Jones and Sandra don’t make for an on-screen duo that would necessarily scream great chemistry, but they are terrific together, radiating a warm, natural friendship that really does feel like it goes back decades. There is an interesting dynamic between the two, Sandra with her mousy hair and lack of make-up and reserved behavior, and Jones with his spot-on voice and crazy outfits and showy demeanor. There are plenty of scenes of Sandra in the first third of the film where she doesn’t say a word but simply listens, to Jones, to stories, to the characters she meets in the small town. It’s a fascinating change of pace for an actress who normally is the center focus of the narrative.
Does she have a big “Oscar” scene in the movie? The film integrates interviews with its characters throughout, and Sandra gets not one but two great moments to tell stories about Truman. But it’s one of her final scenes in Kansas, when she confronts Truman for using his ways of fiction to tell the dark true story of the brutal murders, that gives her the best chance to shine. With her perfected Alabama accent, a cigarette between her fingers, and obvious disdain for what Truman is trying to accomplish, she nails this hard-to-watch argument between two old friends, with both sides offering views that make sense. It’s a scene like this one that Sandra shows just the kind of actress she can be, when she’s met with the right script, director, and character.
For Sandra fans, Infamous is one of those movies of hers that might have fallen through the cracks. She’s not the lead, it’s not a comedy, it didn’t receive any acclaim or awards consideration. But all these years later, not having the former 2005 film Capote to consider, it’s much easier to admire Infamous for the magnificent film that it is. Writer/director Douglas McGrath, whose previous credits include Emma and co-writing the script to Woody Allen’s Bullets Over Broadway, made wise choices with his ensemble cast, but especially with Sandra, who rarely plays a role this tender, this observant. As her career finally started taking a sharp turn for the better, with meatier roles and more complex dramatic fare, this film provided Sandra her most interesting role on screen to date. She may have won the Academy Award for The Blind Side, but she’s just as good, if not better, in Infamous.

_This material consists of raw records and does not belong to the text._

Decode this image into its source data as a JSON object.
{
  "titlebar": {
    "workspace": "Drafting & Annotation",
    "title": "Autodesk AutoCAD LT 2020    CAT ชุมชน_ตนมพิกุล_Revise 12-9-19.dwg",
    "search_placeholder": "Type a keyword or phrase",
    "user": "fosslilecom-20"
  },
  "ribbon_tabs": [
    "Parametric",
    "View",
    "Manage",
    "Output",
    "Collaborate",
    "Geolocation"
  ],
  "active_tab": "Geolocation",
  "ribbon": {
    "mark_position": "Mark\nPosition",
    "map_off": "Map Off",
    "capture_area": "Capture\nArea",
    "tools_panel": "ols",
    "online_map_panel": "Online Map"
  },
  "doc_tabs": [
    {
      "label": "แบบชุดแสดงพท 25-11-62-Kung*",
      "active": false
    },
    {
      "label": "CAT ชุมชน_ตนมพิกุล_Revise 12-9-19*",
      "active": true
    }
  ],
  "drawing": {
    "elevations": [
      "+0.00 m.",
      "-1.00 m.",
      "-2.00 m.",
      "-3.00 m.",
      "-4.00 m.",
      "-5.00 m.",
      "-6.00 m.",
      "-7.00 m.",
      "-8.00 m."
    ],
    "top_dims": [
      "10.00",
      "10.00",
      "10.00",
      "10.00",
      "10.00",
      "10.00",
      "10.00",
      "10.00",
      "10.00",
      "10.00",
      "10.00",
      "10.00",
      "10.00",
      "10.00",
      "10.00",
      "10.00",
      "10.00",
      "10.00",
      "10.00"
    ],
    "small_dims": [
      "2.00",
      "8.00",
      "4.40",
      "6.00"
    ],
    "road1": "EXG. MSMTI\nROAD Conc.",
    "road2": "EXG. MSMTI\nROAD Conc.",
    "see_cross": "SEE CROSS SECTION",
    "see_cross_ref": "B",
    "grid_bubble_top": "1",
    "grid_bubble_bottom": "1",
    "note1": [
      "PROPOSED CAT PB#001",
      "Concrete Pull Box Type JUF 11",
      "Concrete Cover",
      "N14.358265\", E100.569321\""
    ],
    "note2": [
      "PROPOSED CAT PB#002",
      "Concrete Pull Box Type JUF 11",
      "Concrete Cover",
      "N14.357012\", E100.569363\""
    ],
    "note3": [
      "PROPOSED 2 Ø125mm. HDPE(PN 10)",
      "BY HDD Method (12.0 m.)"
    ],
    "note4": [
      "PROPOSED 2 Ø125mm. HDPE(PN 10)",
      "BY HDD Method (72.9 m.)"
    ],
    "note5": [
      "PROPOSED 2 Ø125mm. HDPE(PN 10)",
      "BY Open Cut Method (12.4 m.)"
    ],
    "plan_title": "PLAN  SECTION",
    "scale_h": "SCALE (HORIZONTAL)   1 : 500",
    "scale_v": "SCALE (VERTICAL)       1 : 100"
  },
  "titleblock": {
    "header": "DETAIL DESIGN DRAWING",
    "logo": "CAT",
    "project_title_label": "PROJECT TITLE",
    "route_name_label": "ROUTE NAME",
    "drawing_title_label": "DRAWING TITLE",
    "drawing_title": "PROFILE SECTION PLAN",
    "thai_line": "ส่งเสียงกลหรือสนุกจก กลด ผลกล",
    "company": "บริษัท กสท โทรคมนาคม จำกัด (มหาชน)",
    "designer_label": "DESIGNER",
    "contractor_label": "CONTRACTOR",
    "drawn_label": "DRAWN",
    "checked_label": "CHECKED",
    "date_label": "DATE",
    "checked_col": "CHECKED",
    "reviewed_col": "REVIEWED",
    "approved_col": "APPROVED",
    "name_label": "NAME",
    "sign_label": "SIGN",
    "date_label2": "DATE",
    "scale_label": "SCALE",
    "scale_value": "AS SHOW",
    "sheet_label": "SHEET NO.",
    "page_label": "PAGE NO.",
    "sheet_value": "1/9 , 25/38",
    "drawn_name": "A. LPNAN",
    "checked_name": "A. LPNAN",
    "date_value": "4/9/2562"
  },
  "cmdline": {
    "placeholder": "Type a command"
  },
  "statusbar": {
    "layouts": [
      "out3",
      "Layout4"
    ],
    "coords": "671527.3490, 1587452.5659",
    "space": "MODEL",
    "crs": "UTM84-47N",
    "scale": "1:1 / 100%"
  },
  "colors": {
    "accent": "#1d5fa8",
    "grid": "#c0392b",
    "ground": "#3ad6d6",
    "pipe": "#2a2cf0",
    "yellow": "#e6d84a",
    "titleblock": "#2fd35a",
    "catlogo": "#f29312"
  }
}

Best Scene: Sandra and Jones argue over the direction he’s taking his supposed “non-fiction” novel.
Best Line: “You shouldn’t be doing what you’re doing!”
Sandra won the 2006 Hollywood Film Festival award for Best Supporting Actress for this film.
Infamous reunited Sandra with her Speed co-star Jeff Daniels.
Samantha Morton was originally cast as Harper Lee.
The film’s original title alternated between Have You Heard? and Every Word is True.
Sandra did not personally meet Harper Lee, but she did extensive research, including listening to her voice in audio clips and studying her handwriting on microfiche at the New York Public Library.